The task:
Within the entries below, count the lines that hold the string "title" and give only that number.

Data extract:
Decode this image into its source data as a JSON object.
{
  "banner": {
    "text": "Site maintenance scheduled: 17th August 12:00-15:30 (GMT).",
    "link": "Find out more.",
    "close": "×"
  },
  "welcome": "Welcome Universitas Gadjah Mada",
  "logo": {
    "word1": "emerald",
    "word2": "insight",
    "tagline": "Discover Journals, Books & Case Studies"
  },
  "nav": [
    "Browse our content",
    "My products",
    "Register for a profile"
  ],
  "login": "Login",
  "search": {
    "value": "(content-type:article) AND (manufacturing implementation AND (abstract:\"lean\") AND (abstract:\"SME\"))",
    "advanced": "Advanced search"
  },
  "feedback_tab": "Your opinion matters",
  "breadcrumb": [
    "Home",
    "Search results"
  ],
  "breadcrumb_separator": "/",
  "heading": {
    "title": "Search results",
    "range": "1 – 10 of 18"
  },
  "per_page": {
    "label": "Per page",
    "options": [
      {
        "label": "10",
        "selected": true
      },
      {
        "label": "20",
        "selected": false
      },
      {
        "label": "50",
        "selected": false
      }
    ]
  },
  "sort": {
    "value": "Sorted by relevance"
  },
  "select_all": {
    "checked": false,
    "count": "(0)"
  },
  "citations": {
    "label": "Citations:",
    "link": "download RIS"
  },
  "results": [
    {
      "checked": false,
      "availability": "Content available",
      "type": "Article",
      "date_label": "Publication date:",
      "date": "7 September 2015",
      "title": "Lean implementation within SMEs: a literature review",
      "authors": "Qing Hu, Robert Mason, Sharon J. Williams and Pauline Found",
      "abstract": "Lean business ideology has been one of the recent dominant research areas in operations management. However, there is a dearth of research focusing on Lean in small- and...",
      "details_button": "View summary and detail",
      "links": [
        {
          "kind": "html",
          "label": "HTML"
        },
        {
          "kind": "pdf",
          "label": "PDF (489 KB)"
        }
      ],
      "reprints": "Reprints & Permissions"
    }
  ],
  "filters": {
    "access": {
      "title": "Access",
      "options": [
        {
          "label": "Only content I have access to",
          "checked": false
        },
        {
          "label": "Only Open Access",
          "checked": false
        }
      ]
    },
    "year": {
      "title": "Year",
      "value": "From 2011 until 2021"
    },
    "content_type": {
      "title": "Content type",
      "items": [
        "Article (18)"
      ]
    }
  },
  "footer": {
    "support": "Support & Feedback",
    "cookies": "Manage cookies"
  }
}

Reply:
5